#### [Items from an interface collection]
################

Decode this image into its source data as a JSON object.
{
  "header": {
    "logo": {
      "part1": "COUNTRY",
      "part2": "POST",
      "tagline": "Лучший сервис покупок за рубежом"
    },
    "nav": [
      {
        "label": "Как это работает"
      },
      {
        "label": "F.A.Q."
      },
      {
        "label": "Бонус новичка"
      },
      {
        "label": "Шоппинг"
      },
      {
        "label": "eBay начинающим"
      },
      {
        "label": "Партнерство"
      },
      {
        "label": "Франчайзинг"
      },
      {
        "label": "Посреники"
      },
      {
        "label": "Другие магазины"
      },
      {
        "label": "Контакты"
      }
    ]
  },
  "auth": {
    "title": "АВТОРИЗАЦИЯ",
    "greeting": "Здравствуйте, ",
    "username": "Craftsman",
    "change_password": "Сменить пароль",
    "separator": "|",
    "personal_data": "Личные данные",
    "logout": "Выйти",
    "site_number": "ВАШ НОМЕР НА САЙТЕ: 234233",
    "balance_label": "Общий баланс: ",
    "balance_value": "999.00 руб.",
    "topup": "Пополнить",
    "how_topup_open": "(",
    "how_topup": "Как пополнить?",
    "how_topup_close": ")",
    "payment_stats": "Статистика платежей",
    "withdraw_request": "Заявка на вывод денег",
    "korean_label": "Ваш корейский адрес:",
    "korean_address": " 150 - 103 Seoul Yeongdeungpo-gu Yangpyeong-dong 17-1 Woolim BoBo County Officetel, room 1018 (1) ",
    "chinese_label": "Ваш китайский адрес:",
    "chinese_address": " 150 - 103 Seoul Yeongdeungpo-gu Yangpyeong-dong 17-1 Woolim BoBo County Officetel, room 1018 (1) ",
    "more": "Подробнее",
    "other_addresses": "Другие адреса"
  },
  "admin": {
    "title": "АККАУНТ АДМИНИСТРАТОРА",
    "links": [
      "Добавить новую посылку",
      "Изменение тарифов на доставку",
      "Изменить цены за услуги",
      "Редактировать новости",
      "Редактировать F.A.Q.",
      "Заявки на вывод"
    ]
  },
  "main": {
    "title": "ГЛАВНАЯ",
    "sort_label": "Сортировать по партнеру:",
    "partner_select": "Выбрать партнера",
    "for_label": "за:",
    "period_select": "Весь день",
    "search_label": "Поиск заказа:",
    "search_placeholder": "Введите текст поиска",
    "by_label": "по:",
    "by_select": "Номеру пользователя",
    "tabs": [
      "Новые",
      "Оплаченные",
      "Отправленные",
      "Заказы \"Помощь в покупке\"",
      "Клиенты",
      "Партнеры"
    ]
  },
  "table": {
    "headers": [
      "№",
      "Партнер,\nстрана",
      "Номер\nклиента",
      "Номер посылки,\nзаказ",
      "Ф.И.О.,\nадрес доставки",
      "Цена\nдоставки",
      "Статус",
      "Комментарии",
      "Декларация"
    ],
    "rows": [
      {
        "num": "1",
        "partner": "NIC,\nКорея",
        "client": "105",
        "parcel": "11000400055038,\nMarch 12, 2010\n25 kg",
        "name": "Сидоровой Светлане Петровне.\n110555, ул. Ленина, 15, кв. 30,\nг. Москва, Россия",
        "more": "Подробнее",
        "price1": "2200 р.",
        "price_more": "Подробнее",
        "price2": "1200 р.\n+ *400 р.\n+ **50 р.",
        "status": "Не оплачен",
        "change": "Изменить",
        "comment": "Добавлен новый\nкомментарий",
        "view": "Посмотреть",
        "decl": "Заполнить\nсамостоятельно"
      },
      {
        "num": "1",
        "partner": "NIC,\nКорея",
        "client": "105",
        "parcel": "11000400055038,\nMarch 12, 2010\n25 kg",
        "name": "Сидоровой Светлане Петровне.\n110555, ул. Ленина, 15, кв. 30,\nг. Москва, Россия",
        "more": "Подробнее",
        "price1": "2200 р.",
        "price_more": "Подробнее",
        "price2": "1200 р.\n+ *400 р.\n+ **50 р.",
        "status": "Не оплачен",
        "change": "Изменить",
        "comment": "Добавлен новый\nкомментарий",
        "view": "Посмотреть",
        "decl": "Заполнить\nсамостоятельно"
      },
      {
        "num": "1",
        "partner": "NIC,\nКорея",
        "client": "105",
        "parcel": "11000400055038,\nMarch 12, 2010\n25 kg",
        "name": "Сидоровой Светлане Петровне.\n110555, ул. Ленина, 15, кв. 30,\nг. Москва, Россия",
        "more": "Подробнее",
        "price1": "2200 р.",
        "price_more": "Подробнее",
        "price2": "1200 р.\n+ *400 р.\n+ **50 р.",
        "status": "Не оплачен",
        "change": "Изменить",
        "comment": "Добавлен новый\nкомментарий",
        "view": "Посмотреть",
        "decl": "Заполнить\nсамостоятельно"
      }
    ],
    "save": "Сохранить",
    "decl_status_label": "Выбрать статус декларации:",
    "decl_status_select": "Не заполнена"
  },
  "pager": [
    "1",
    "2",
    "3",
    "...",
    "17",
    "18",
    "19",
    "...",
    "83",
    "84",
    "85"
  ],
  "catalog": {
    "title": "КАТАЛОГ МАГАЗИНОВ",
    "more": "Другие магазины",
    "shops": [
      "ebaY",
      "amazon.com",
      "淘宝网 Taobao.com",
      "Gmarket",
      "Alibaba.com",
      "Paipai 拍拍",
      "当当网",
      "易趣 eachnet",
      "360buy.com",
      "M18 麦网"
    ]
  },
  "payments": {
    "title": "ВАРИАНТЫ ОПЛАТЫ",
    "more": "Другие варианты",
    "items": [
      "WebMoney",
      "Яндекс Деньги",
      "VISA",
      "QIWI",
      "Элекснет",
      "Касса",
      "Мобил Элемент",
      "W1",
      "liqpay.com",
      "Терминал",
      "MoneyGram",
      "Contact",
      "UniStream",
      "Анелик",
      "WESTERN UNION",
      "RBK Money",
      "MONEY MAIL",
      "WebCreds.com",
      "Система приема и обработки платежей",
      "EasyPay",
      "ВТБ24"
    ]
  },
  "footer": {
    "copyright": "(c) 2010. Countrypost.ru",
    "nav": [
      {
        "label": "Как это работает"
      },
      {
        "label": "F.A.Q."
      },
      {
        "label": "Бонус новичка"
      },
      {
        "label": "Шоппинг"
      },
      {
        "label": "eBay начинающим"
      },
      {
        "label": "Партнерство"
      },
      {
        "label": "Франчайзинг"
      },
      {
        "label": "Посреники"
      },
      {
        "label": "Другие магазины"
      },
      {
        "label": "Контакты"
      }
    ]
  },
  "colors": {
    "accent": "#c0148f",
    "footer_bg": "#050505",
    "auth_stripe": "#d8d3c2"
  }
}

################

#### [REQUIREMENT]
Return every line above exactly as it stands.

#### [RESPONSE TO THE TASK]
Decode this image into its source data as a JSON object.
{
  "header": {
    "logo": {
      "part1": "COUNTRY",
      "part2": "POST",
      "tagline": "Лучший сервис покупок за рубежом"
    },
    "nav": [
      {
        "label": "Как это работает"
      },
      {
        "label": "F.A.Q."
      },
      {
        "label": "Бонус новичка"
      },
      {
        "label": "Шоппинг"
      },
      {
        "label": "eBay начинающим"
      },
      {
        "label": "Партнерство"
      },
      {
        "label": "Франчайзинг"
      },
      {
        "label": "Посреники"
      },
      {
        "label": "Другие магазины"
      },
      {
        "label": "Контакты"
      }
    ]
  },
  "auth": {
    "title": "АВТОРИЗАЦИЯ",
    "greeting": "Здравствуйте, ",
    "username": "Craftsman",
    "change_password": "Сменить пароль",
    "separator": "|",
    "personal_data": "Личные данные",
    "logout": "Выйти",
    "site_number": "ВАШ НОМЕР НА САЙТЕ: 234233",
    "balance_label": "Общий баланс: ",
    "balance_value": "999.00 руб.",
    "topup": "Пополнить",
    "how_topup_open": "(",
    "how_topup": "Как пополнить?",
    "how_topup_close": ")",
    "payment_stats": "Статистика платежей",
    "withdraw_request": "Заявка на вывод денег",
    "korean_label": "Ваш корейский адрес:",
    "korean_address": " 150 - 103 Seoul Yeongdeungpo-gu Yangpyeong-dong 17-1 Woolim BoBo County Officetel, room 1018 (1) ",
    "chinese_label": "Ваш китайский адрес:",
    "chinese_address": " 150 - 103 Seoul Yeongdeungpo-gu Yangpyeong-dong 17-1 Woolim BoBo County Officetel, room 1018 (1) ",
    "more": "Подробнее",
    "other_addresses": "Другие адреса"
  },
  "admin": {
    "title": "АККАУНТ АДМИНИСТРАТОРА",
    "links": [
      "Добавить новую посылку",
      "Изменение тарифов на доставку",
      "Изменить цены за услуги",
      "Редактировать новости",
      "Редактировать F.A.Q.",
      "Заявки на вывод"
    ]
  },
  "main": {
    "title": "ГЛАВНАЯ",
    "sort_label": "Сортировать по партнеру:",
    "partner_select": "Выбрать партнера",
    "for_label": "за:",
    "period_select": "Весь день",
    "search_label": "Поиск заказа:",
    "search_placeholder": "Введите текст поиска",
    "by_label": "по:",
    "by_select": "Номеру пользователя",
    "tabs": [
      "Новые",
      "Оплаченные",
      "Отправленные",
      "Заказы \"Помощь в покупке\"",
      "Клиенты",
      "Партнеры"
    ]
  },
  "table": {
    "headers": [
      "№",
      "Партнер,\nстрана",
      "Номер\nклиента",
      "Номер посылки,\nзаказ",
      "Ф.И.О.,\nадрес доставки",
      "Цена\nдоставки",
      "Статус",
      "Комментарии",
      "Декларация"
    ],
    "rows": [
      {
        "num": "1",
        "partner": "NIC,\nКорея",
        "client": "105",
        "parcel": "11000400055038,\nMarch 12, 2010\n25 kg",
        "name": "Сидоровой Светлане Петровне.\n110555, ул. Ленина, 15, кв. 30,\nг. Москва, Россия",
        "more": "Подробнее",
        "price1": "2200 р.",
        "price_more": "Подробнее",
        "price2": "1200 р.\n+ *400 р.\n+ **50 р.",
        "status": "Не оплачен",
        "change": "Изменить",
        "comment": "Добавлен новый\nкомментарий",
        "view": "Посмотреть",
        "decl": "Заполнить\nсамостоятельно"
      },
      {
        "num": "1",
        "partner": "NIC,\nКорея",
        "client": "105",
        "parcel": "11000400055038,\nMarch 12, 2010\n25 kg",
        "name": "Сидоровой Светлане Петровне.\n110555, ул. Ленина, 15, кв. 30,\nг. Москва, Россия",
        "more": "Подробнее",
        "price1": "2200 р.",
        "price_more": "Подробнее",
        "price2": "1200 р.\n+ *400 р.\n+ **50 р.",
        "status": "Не оплачен",
        "change": "Изменить",
        "comment": "Добавлен новый\nкомментарий",
        "view": "Посмотреть",
        "decl": "Заполнить\nсамостоятельно"
      },
      {
        "num": "1",
        "partner": "NIC,\nКорея",
        "client": "105",
        "parcel": "11000400055038,\nMarch 12, 2010\n25 kg",
        "name": "Сидоровой Светлане Петровне.\n110555, ул. Ленина, 15, кв. 30,\nг. Москва, Россия",
        "more": "Подробнее",
        "price1": "2200 р.",
        "price_more": "Подробнее",
        "price2": "1200 р.\n+ *400 р.\n+ **50 р.",
        "status": "Не оплачен",
        "change": "Изменить",
        "comment": "Добавлен новый\nкомментарий",
        "view": "Посмотреть",
        "decl": "Заполнить\nсамостоятельно"
      }
    ],
    "save": "Сохранить",
    "decl_status_label": "Выбрать статус декларации:",
    "decl_status_select": "Не заполнена"
  },
  "pager": [
    "1",
    "2",
    "3",
    "...",
    "17",
    "18",
    "19",
    "...",
    "83",
    "84",
    "85"
  ],
  "catalog": {
    "title": "КАТАЛОГ МАГАЗИНОВ",
    "more": "Другие магазины",
    "shops": [
      "ebaY",
      "amazon.com",
      "淘宝网 Taobao.com",
      "Gmarket",
      "Alibaba.com",
      "Paipai 拍拍",
      "当当网",
      "易趣 eachnet",
      "360buy.com",
      "M18 麦网"
    ]
  },
  "payments": {
    "title": "ВАРИАНТЫ ОПЛАТЫ",
    "more": "Другие варианты",
    "items": [
      "WebMoney",
      "Яндекс Деньги",
      "VISA",
      "QIWI",
      "Элекснет",
      "Касса",
      "Мобил Элемент",
      "W1",
      "liqpay.com",
      "Терминал",
      "MoneyGram",
      "Contact",
      "UniStream",
      "Анелик",
      "WESTERN UNION",
      "RBK Money",
      "MONEY MAIL",
      "WebCreds.com",
      "Система приема и обработки платежей",
      "EasyPay",
      "ВТБ24"
    ]
  },
  "footer": {
    "copyright": "(c) 2010. Countrypost.ru",
    "nav": [
      {
        "label": "Как это работает"
      },
      {
        "label": "F.A.Q."
      },
      {
        "label": "Бонус новичка"
      },
      {
        "label": "Шоппинг"
      },
      {
        "label": "eBay начинающим"
      },
      {
        "label": "Партнерство"
      },
      {
        "label": "Франчайзинг"
      },
      {
        "label": "Посреники"
      },
      {
        "label": "Другие магазины"
      },
      {
        "label": "Контакты"
      }
    ]
  },
  "colors": {
    "accent": "#c0148f",
    "footer_bg": "#050505",
    "auth_stripe": "#d8d3c2"
  }
}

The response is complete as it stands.